Problem to solve -
Copy out each line of the data that contains "index".
------ Data records ------
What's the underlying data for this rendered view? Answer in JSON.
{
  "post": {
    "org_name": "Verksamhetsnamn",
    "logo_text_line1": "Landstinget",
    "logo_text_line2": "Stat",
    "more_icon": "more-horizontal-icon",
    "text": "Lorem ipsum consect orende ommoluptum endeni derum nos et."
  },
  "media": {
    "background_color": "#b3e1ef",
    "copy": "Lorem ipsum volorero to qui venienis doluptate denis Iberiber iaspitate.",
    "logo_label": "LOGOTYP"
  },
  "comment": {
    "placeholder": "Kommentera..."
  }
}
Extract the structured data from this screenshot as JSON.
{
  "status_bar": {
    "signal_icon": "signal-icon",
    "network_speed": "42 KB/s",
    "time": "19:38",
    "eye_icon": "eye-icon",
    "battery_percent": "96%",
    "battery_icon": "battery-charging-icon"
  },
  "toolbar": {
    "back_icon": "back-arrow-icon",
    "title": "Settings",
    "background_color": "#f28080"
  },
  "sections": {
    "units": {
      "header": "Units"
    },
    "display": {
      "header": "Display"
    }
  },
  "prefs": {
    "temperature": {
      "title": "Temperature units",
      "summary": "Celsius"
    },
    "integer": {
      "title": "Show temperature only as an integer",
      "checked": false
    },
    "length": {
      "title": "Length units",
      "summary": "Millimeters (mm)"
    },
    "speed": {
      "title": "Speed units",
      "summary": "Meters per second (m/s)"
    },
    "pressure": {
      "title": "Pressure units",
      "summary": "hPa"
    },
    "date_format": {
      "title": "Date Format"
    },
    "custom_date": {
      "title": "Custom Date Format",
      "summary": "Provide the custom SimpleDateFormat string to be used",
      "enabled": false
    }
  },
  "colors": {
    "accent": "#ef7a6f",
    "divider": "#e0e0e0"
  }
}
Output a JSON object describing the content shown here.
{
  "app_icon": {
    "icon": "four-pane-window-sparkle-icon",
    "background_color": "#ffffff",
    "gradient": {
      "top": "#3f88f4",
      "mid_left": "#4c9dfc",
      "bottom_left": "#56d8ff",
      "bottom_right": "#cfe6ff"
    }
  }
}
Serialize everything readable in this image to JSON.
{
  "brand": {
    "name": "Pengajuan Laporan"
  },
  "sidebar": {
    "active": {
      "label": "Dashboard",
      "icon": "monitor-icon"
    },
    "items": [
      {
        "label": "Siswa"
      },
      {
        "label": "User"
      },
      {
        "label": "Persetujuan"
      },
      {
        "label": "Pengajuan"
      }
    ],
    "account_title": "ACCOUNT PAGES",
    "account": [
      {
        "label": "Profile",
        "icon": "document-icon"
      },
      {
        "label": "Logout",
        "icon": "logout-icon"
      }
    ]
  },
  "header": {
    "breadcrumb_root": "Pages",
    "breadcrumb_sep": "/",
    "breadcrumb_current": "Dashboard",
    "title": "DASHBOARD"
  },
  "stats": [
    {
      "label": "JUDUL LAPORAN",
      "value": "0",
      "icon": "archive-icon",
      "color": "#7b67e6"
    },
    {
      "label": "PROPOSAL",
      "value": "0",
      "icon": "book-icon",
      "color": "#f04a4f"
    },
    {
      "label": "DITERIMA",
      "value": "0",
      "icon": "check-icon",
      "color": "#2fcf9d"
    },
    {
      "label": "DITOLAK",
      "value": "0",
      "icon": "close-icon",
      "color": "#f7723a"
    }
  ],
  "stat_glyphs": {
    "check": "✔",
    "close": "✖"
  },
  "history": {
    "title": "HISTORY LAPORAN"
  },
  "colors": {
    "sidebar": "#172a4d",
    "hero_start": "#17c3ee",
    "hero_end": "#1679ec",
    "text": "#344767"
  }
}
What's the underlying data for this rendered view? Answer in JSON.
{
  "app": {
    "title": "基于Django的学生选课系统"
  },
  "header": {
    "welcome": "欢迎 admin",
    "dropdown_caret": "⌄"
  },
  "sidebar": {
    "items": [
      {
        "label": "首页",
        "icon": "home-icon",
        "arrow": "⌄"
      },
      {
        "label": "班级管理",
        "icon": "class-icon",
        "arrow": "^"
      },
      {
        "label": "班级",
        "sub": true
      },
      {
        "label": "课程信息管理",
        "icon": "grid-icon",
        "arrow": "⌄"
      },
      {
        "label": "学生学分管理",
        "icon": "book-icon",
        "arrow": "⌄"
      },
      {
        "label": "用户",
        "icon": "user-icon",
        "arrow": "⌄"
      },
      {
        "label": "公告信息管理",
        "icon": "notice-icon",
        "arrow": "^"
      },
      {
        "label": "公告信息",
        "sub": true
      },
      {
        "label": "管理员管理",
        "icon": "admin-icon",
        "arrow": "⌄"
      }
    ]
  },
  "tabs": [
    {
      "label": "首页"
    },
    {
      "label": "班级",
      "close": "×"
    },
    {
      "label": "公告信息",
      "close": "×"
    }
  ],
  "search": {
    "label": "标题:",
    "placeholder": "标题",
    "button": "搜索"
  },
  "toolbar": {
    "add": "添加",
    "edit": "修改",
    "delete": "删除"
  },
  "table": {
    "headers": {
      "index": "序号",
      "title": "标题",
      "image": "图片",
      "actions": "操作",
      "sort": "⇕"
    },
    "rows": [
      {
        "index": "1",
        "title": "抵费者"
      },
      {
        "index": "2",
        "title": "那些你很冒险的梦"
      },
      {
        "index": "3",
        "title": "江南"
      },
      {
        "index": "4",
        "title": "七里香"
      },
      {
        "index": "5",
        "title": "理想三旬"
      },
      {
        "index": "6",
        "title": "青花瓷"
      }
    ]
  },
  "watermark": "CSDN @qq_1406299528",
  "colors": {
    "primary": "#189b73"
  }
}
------
Exercise answer -
      "index": "序号",
        "index": "1",
        "index": "2",
        "index": "3",
        "index": "4",
        "index": "5",
        "index": "6",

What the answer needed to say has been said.